My Shadow Career

All my life I've attempted to exert a certain amount of control by compartmentalizing. Family. Friends. Dating. School. Work. Art. By keeping things in their boxes, I could thrive within multi-tasking. I could go easier on myself when one area was down, because others would be in stasis. Others would be full and balanced and gratifying.

Within the last decade of my life, I have done many things. I've lived abroad. I've traveled to Europe, Asia, and Australia. I've witnessed marriages, divorces, births, and deaths. I've fallen in and out of love. I've completed two post high-school degrees. Somewhere along the way I realized that I don't have to separate everything for my own safety and balance. I realized that the important people in my life were there in every part of it. That my identity is based on more than just one of these boxes or labels like "getting married" or "having a college degree". I found myself within graphic design, and realized that art didn't have to just be one separated part of my life, it could be part of everything that I did.

But the one part of my life where I couldn't seem to reconcile this is with my job.

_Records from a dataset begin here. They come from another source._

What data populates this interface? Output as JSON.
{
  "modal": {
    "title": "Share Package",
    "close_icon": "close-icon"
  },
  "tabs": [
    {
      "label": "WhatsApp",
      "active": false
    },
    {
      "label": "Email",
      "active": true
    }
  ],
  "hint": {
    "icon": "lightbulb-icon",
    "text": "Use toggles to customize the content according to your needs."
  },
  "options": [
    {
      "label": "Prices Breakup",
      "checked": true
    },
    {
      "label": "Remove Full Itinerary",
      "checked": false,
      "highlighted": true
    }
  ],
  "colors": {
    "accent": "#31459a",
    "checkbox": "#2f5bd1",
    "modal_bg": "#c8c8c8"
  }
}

I left school with a clear vision in my head of who I was, the kind of work I want to do. I kept at it, going from job to job. Leaving some by choice, some because I had to. I continued to define myself by my job, even when I found it totally unsatisfying. I told myself (and was told by others) that if I just "toughed it out enough" I would "eventually" get to do "what I really wanted". And so when it inevitably didn't work out, it felt like wasn't working out. That I was broken.

What I've come to realize through this long process of ups and downs is that

1. There is nothing wrong about listening to your head and your heart about what it is you really want,


2. There is sometimes nothing more frightening in the world than doing this.

"It's Not How Good You Are, It's How Good You Want to Be" —Paul Arden


As I've noted in my manifesto on this site, I've been questioned many times about what I really want. I didn't fit neatly into many standardized roles. I felt that I knew what I wanted, how I wanted to work, and who I wanted to work with. The environment I want to work within is not some kind of "perfect job", but rather it is a fully realized vision to me. Above all, I have ideas and drive, and I knew that if the environment wasn't there, than I would create it. I wanted to create my own business.

But I didn't listen to myself. I pushed it off, convincing myself I needed to somehow be conventionally successful. I stayed in situations I shouldn't have. I got fired. I worked with dishonest people. One of my favorite pieces of advice from George Lois's "Damn Good Advice" (and one I wish I had taken to heart far earlier) is #54:

Never eat shit. (If it looks like shit, and it smells like shit, and it tastes like shit... it’s shit.)
If you’re in a relationship (with your boss, supervisor, partner, or client), and you suspect that you are continually being used and/or abused, admit it— you’re eating shit. Without the courage to put an end to it, you’ll never create good work. Put an end to it.


It takes courage to stop eating shit, as Lois notes. It also takes courage to stop being afraid of the unknown. And here's the crazy part: It takes courage even when you know the unknown is what you truly want. 

I've known all along I wanted to have my own business, but it is only in the last couple weeks I have become serious about launching it. Yes, I'm sure I will have ups and downs. Yes, I'm terrified. But I also feel alive. I'm tired of being "trapped in a shadow career" as Steven Pressfield calls it. I've know what I want to do. I may even say the words to other people. But do I have the courage to act on it?

Many artists are addicts, and vice versa. Many are artists in one breath and addicts in another. What’s the difference?

The addict is the amateur; the artist is the professional.

When we’re living as amateurs, we’re running away from our calling – meaning our work, our destiny, the obligation to become our truest and highest selves.
— Steven Pressfield, from "Turning Pro"

If you're still reading, thanks for sticking with me to this point. This is one of the most self-revealing things I've written in a long time.

I'll be updating this blog with my courageous adventures in freelancing in the coming months. Do you feel stuck in a shadow career? Do you have advice for breaking free? Share your thoughts and struggles in the comments.